In context, he was clearly referring to me (the “fellowship trained” bit). The “soft targets” bit is a claim that he repeated several times. It’s one I’ve dealt with before elsewhere.
Basically, Dr. Prasad raised criticisms of our efforts as though he were the first to think of them and was very dismissive, thinking his efforts far more difficult and worthy than ours. In any event, I don’t want to go into detail about the whole kerfuffle. I’m merely using it as an example of how dismissive some physicians, particularly academic physicians, are of science communication efforts targeted at quackery. I liked Mark Hoofnagle’s comments, though:
I’m sorry, but I’m about to start cursing.
Do you think maybe the people who have been doing this for a decade maybe know about the backfire effect?
Did you Dunning Krugers stop for a second to consider asking one of us about it?
Oh jeez, ya think?
— Mark Hoofnagle (@MarkHoofnagle) November 2, 2019
Didja think to ask any one of us, like me, who was linking science of scicomm over and over again whether or not there was evidence or a literature that we used to back our technique? Or did you, like Vinay, just stop at the most basic fucking problem in debunking?
— Mark Hoofnagle (@MarkHoofnagle) November 2, 2019
I mean, it’s not like I was linking papers on advanced tactics like inoculation, or discussion how you specifically respond to disinformation.
Have you read the handbook? Yeah, there’s a fucking handbook. https://t.co/GdzHGUlp5O
— Mark Hoofnagle (@MarkHoofnagle) November 2, 2019
Christ on a cracker. You people, you’re so dismissive, you didn’t listen, but managed to convince yourselves you’re so smart for thinking of a problem we’ve been addressing for a decade.
— Mark Hoofnagle (@MarkHoofnagle) November 2, 2019
If it’s not clear I’m not directing this at @JHowardBrainMD but at the unbelievably shallow assholes that think theyre smart for finding the most obvious question in scicomm and posing it like it’s a novel insight.
Maybe next you’ll tell us the information deficit model is wrong!
— Mark Hoofnagle (@MarkHoofnagle) November 2, 2019

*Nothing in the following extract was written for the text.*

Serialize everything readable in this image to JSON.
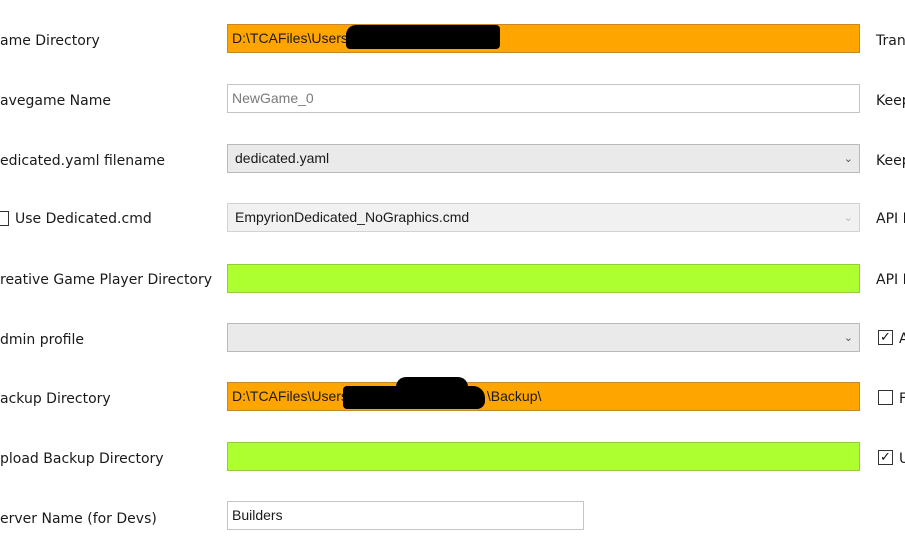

That was basically my attitude, too. Maybe I should go back and analyze Dr. Prasad’s podcast on the issue, but I fear it might raise my blood pressure too much. The point is simply how dismissive some doctors are of science communication efforts targeting pseudoscience, even as they “dunk” on a clinical trial based on…a treatment from alternative medicine:
The point is that, yes, things have gotten better in that many more physicians and scientists are communicating science and pushing back against pseudoscience than there were when I really got started 15 years ago. Also, it should be a big tent, with room for doctors like Dr. Prasad and their critiques against pharma and doctors like us at SBM. We should be natural allies, as is the case with Ben Goldacre, who takes on both pharma and alternative medicine. To me, that’s the hardest nut to crack. Until we manage it, until we can persuade doctors like Dr. Prasad that we’re natural allies and that combatting pseudoscience is not only difficult but a worthwhile activity for an academic, we’re going to be held back in what we can do. Doctors like him don’t have to do the dirty work of pushing back against quackery themselves if they don’t want to. Division of labor is a good thing. All I ask is that they stop making our job harder.
As for everyone else, doctors, scientists, and interested lay people, we welcome you. I just wanted you to know what you could be in for if you join is, so that you go in eyes open. Only you can decide if helping to educate the public and counter disinformation is worth it to you.